“These things, except the sacred herb, don’t bring me closer to G-d,” he says. “My life is full, and I have a sense of peace, from my yoga practice, and my meditation, which I learned in India, and my satsang.” At every meal, my dad says a bracha over his food, head bowed as he closes his eyes and thanks HaShem for the nourishment before him. Should he forget to give thanks, he holds himself to a seven-hour fast. But he never forgets. And not once have I ever seen him go a meal without a bracha first.
“I’ve come to the conclusion that everything that happens in our world is based upon our feelings and mental thoughts about it—we evaluate everything between our two ears,” he says. “It’s a blessing of being able to be human and experience the tremendous beauty all the world provides. It comes from another source beyond our own thoughts at times.”
Every night my dad meditates at his puja table, a small wooden frame decorated with old pictures of his parents and us kids. In the drawers are his tefillin and other precious items.
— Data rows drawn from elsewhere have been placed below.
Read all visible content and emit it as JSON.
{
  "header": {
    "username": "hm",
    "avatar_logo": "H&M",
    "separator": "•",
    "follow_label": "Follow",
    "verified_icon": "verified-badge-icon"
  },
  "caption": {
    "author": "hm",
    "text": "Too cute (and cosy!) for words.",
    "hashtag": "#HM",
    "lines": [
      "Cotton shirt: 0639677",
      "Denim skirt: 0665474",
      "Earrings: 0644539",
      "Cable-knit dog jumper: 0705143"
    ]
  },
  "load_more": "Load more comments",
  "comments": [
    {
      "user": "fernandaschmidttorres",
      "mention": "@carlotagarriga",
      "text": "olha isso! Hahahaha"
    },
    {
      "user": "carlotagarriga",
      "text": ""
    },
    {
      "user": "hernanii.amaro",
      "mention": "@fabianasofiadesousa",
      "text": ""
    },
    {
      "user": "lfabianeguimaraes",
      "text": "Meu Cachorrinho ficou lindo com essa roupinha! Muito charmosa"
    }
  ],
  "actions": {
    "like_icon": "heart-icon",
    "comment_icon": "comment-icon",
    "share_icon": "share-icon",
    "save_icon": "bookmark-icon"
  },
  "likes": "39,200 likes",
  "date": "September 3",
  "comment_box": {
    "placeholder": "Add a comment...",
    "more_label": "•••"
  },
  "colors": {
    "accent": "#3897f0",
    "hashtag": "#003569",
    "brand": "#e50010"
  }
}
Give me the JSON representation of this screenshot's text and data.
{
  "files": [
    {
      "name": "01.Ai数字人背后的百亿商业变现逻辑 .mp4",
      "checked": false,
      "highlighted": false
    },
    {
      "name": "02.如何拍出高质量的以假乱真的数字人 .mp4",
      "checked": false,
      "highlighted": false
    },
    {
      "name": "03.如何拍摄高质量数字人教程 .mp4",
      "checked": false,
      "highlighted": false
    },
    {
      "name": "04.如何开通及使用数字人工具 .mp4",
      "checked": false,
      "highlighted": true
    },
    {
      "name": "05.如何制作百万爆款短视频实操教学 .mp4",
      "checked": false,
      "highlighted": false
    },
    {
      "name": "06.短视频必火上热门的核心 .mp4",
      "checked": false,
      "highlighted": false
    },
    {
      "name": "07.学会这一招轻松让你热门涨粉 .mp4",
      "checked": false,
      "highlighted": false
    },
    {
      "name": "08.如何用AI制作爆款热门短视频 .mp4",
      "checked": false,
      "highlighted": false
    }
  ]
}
He sits for a minimum of 11 minutes, perhaps a nod to his birthday on the 11th of September.
Even at 80, he still likes to remind me frequently that the avatar Shiva, with whom cannabis is associated, is the destroyer—destroyer of the ego. And when people smoke weed together (which is why he’s so passionate about on-site consumption policy), they feel closer and more loving and more identified with each other than with their own personal problems and identities, he explains. “And that’s why when I use herb, I say a little mantra, as a way to identify the fact that G-d is in everything. My guru said that it’s better to see G-d in everything than to try and figure it out. My guru inspired me to know that you have a boon to help others. In this case, a boon means a power. That’s what you should do to have a full life. My boon is to represent people in court and protect them against incarceration and make sure they receive justice—particularly when it comes to marijuana use.”